Sunrise light on a grove of tufa towers emerging from the water of Mono Lake with soft green and dusty-red wild grasses in the foreground, Canada geese in the shallow water with reflections of the rocky towers, and desert hills in the distance.

Invasive plants—we’re in the thick of it!

This post was written by Meghan Cihasky, 2019 Mono Lake Intern.

When I first started at the Mono Lake Committee as an intern this past June, I had very little concept of why invasive plants are such a threat to healthy habitats. I would see posters plastered around boat ramps, heard about volunteer opportunities for invasive plant removal, and driven through vehicle inspection stops and thought, “so what?”

Two people walking through sagebrush towards the camera with Mono Lake and bright white clouds in the sky.
Interns Meghan and AnnaLisa checking along Mill Creek for invasive plant species. Photo by Robbie Di Paolo.

Last month I took my first invasive plant scouting trip down at Mill Creek (one of Mono Lake’s tributaries that the Committee is working to restore) with Restoration Field Technician Robbie Di Paolo. It didn’t take long to see the threats invasive species pose here in the Mono Basin and why they’re so important to address.

A person wearing bright warm colors pulling invasive weeds from the bank of a creek.
Intern Meghan pulling invasive white sweet clover, which can grow thickly if given the chance. Photo by Robbie Di Paolo.

Maybe you have the same question I did—what is the big idea about these invasive species? Invasive plant species like white sweet clover (Melilotus alba) were introduced to the Mono Basin and now grow abundantly in riparian (streamside) habitats, like Mill Creek. This is the issue; white sweet clover creates monocultures, which inhibit the natural biodiversity of native plants along streams. Once white sweet clover is introduced to an ecosystem it’s no easy task to rid these habitats of it. The seeds are hard and light (ideal for stream transportation) and have been shown in some cases to stay viable in the soil for 30 years! This is where the Mono Lake Committee comes in.

Restoration in the Mono Basin is one of the Committee’s main objectives and a large part of that restoration work is invasive plant removal in the riparian habitats surrounding Mono Lake. It’s a seemingly never-ending project, one that takes a collaboration of helping hands from the community, and something that needs general attention to understand why the committee is so involved in the removal of noxious invasive plants. Without these helping hands and knowledge on the topic these invasive plants will only become more prominent, creating unwanted monocultures, increasing fire risk and altering soil chemistry in the Mono Basin.

Two people in shorts and sandals weighing the haul of invasive weeds pulled along the bank of a creek.
Interns AnnaLisa and Meghan weighing a bag of white sweet clover collected on a Mill Creek invasive plant scouting excursion. Photo by Robbie Di Paolo.

The Committee’s goals for invasive plant removal have remained steadfast over the years—protect and restore biodiversity in the ecological habitats within the Mono Basin from noxious plants and raise awareness about invasive plants to a broad community.
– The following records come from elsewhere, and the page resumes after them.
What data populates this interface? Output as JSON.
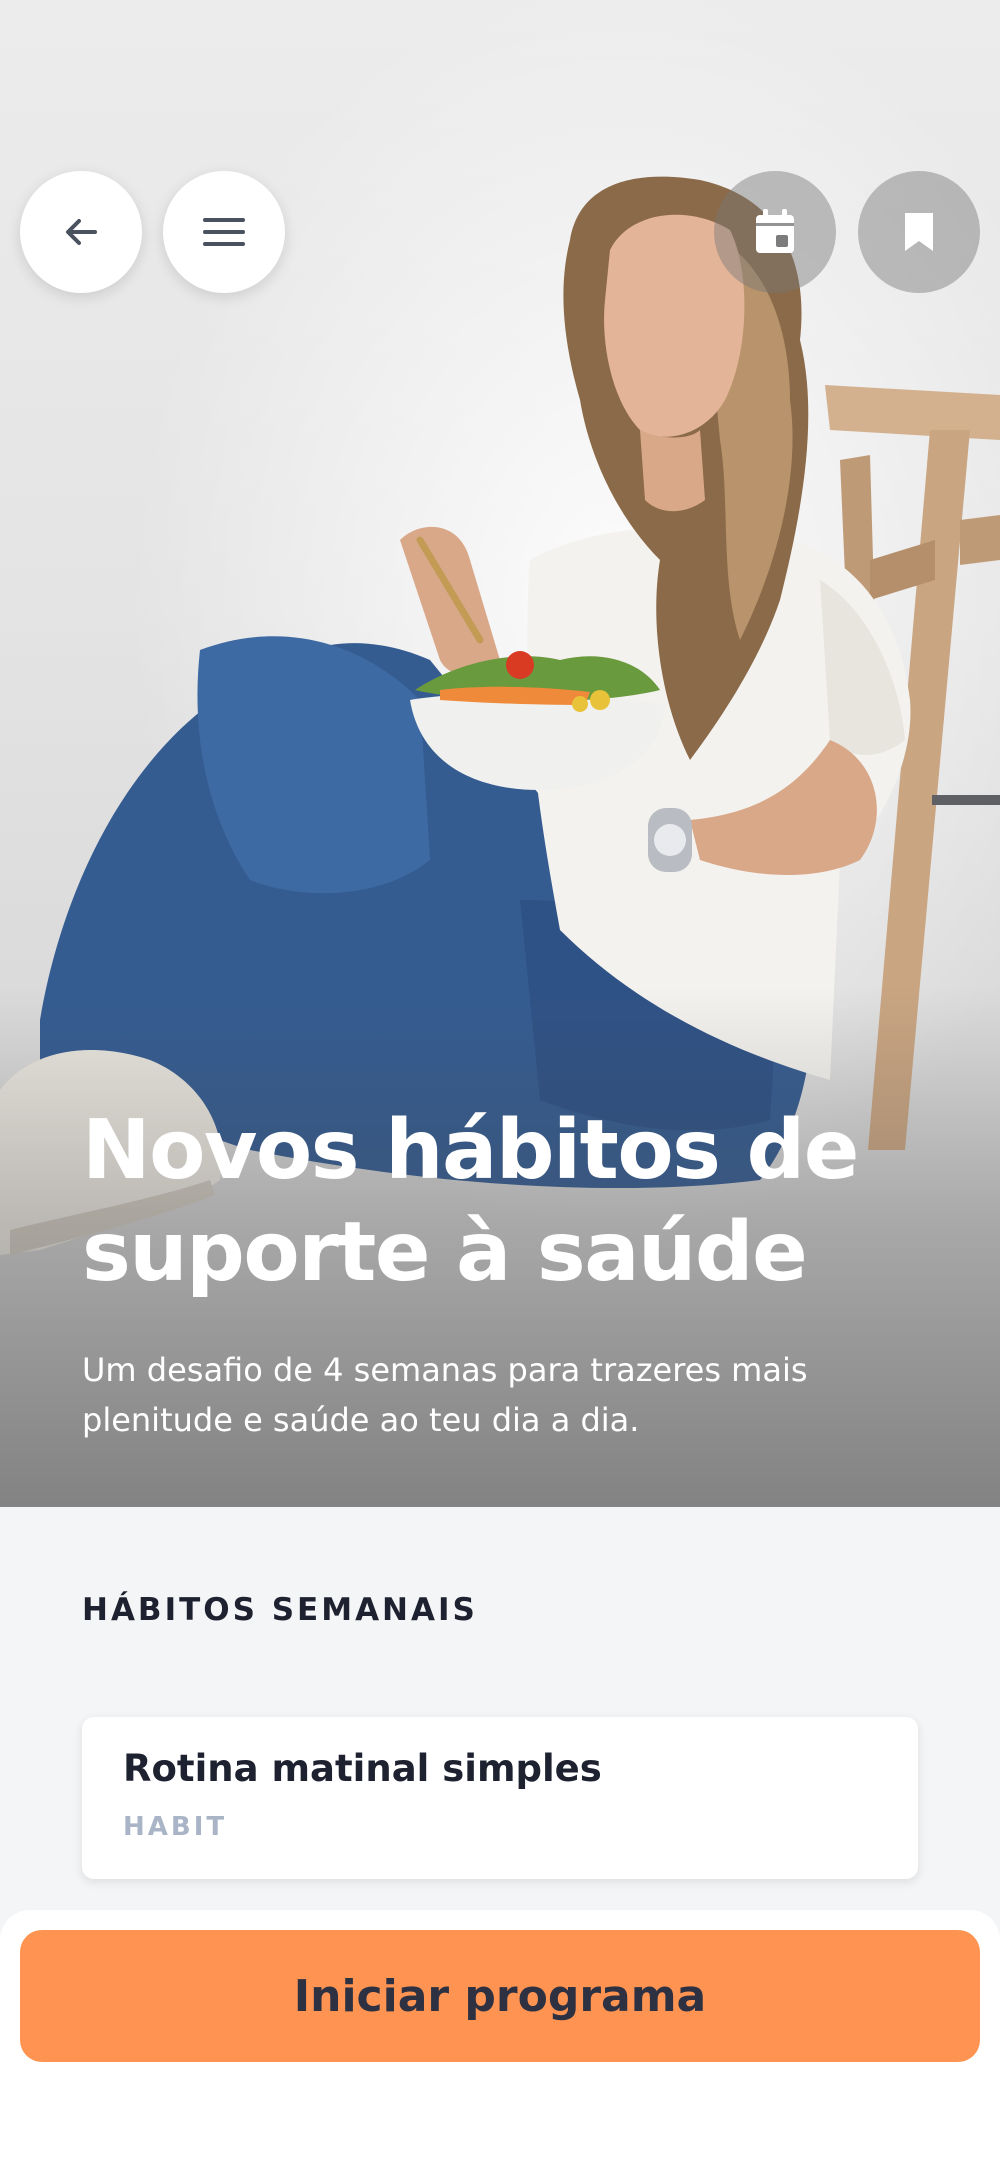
{
  "hero": {
    "title": "Novos hábitos de suporte à saúde",
    "subtitle": "Um desafio de 4 semanas para trazeres mais plenitude e saúde ao teu dia a dia."
  },
  "toolbar": {
    "back_icon": "arrow-left-icon",
    "menu_icon": "hamburger-menu-icon",
    "calendar_icon": "calendar-icon",
    "bookmark_icon": "bookmark-icon"
  },
  "section": {
    "title": "HÁBITOS SEMANAIS"
  },
  "habits": [
    {
      "title": "Rotina matinal simples",
      "type": "HABIT"
    }
  ],
  "cta": {
    "label": "Iniciar programa"
  },
  "colors": {
    "accent": "#ff9452",
    "text_dark": "#1e2230",
    "tag_muted": "#a9b5c7",
    "background": "#f4f5f7"
  }
}
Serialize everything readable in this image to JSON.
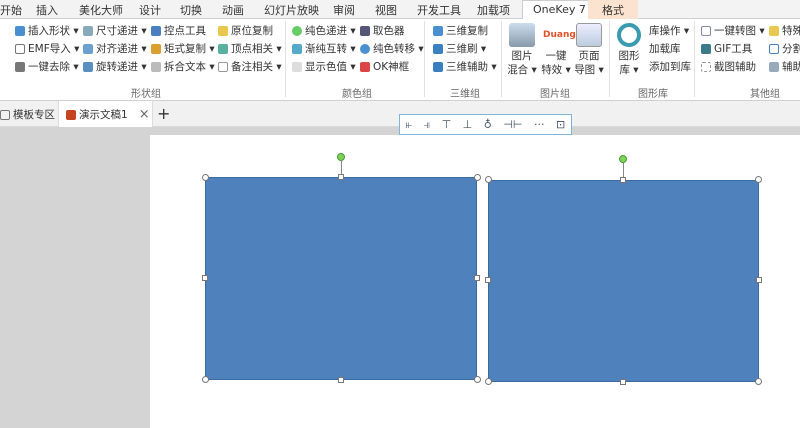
{
  "menu_tabs": [
    "开始",
    "插入",
    "美化大师",
    "设计",
    "切换",
    "动画",
    "幻灯片放映",
    "审阅",
    "视图",
    "开发工具",
    "加载项",
    "OneKey 7",
    "格式"
  ],
  "ribbon": {
    "shape_group": {
      "label": "形状组",
      "items": [
        "插入形状 ▾",
        "EMF导入 ▾",
        "一键去除 ▾",
        "尺寸递进 ▾",
        "对齐递进 ▾",
        "旋转递进 ▾",
        "控点工具",
        "矩式复制 ▾",
        "拆合文本 ▾",
        "原位复制",
        "顶点相关 ▾",
        "备注相关 ▾"
      ]
    },
    "color_group": {
      "label": "颜色组",
      "items": [
        "纯色递进 ▾",
        "渐纯互转 ▾",
        "显示色值 ▾",
        "取色器",
        "纯色转移 ▾",
        "OK神框"
      ]
    },
    "threed_group": {
      "label": "三维组",
      "items": [
        "三维复制",
        "三维刷 ▾",
        "三维辅助 ▾"
      ]
    },
    "picture_group": {
      "label": "图片组",
      "items": [
        "图片\n混合 ▾",
        "一键\n特效 ▾",
        "页面\n导图 ▾"
      ],
      "duang": "Duang"
    },
    "library_group": {
      "label": "图形库",
      "big": "图形\n库 ▾",
      "items": [
        "库操作 ▾",
        "加载库",
        "添加到库"
      ]
    },
    "other_group": {
      "label": "其他组",
      "items": [
        "一键转图 ▾",
        "GIF工具",
        "截图辅助",
        "特殊",
        "分割",
        "辅助"
      ]
    }
  },
  "doc_tabs": {
    "home": "模板专区",
    "doc": "演示文稿1",
    "close": "×",
    "add": "+"
  },
  "align_toolbar": [
    "左对齐",
    "右对齐",
    "顶对齐",
    "底对齐",
    "水平居中",
    "垂直居中",
    "更多",
    "分布"
  ],
  "colors": {
    "shape": "#4f81bd",
    "accent": "#c55a11"
  }
}
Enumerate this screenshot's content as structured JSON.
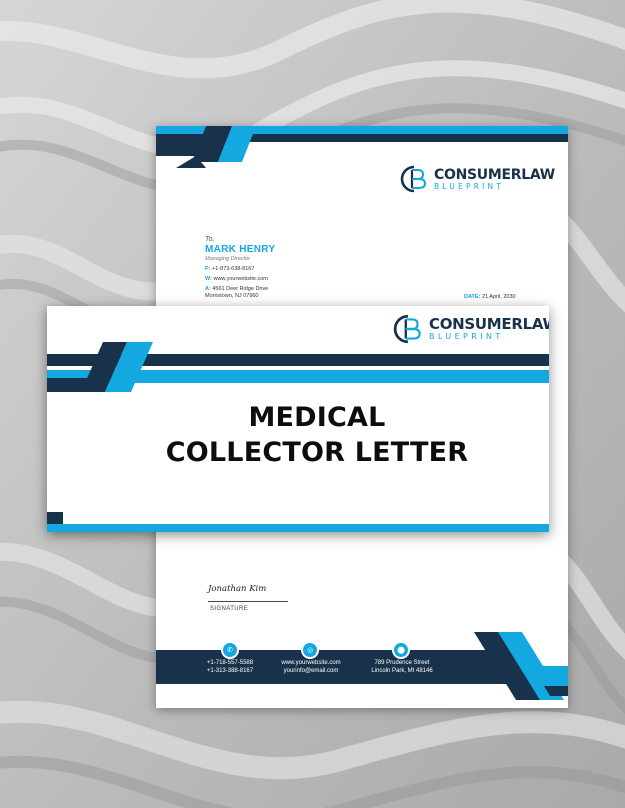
{
  "brand": {
    "name_line1": "CONSUMERLAW",
    "name_line2": "BLUEPRINT",
    "monogram": "CB"
  },
  "colors": {
    "accent": "#13a9e0",
    "navy": "#17324a",
    "background": "#b9b9b9"
  },
  "letter": {
    "to_label": "To,",
    "recipient_name": "MARK HENRY",
    "recipient_role": "Managing Director",
    "phone_prefix": "P:",
    "phone": "+1-873-638-8167",
    "web_prefix": "W:",
    "website": "www.yourwebsite.com",
    "address_prefix": "A:",
    "address_line1": "4561 Deer Ridge Drive",
    "address_line2": "Morristown, NJ 07960",
    "date_label": "DATE:",
    "date_value": "21 April, 2030",
    "signature_script": "Jonathan Kim",
    "signature_label": "SIGNATURE"
  },
  "footer": {
    "phone_line1": "+1-718-557-5588",
    "phone_line2": "+1-313-388-8167",
    "web_line1": "www.yourwebsite.com",
    "web_line2": "yourinfo@email.com",
    "addr_line1": "789 Prudence Street",
    "addr_line2": "Lincoln Park, MI 48146",
    "icons": [
      "phone-icon",
      "globe-icon",
      "location-icon"
    ]
  },
  "banner": {
    "title_line1": "MEDICAL",
    "title_line2": "COLLECTOR LETTER"
  }
}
While the underlying goals remain the same, we are always looking for ways to expand our efforts in this field. This summer I put together a talk and gave it on the patios at the Mono Lake Committee and at the Mono Basin Scenic Area Visitor Center. The hope is to raise awareness about invasive plants, showing people examples of invasive species in the Mono Basin and how they threaten the ecosystems, to help engage the public to think and act more critically towards these issues.

So, what can you do in your community to help? Do a little digging of your own to find out what species are invasive in your area and find ways to get involved. This is a task that takes a community of helping hands and one that always needs attention.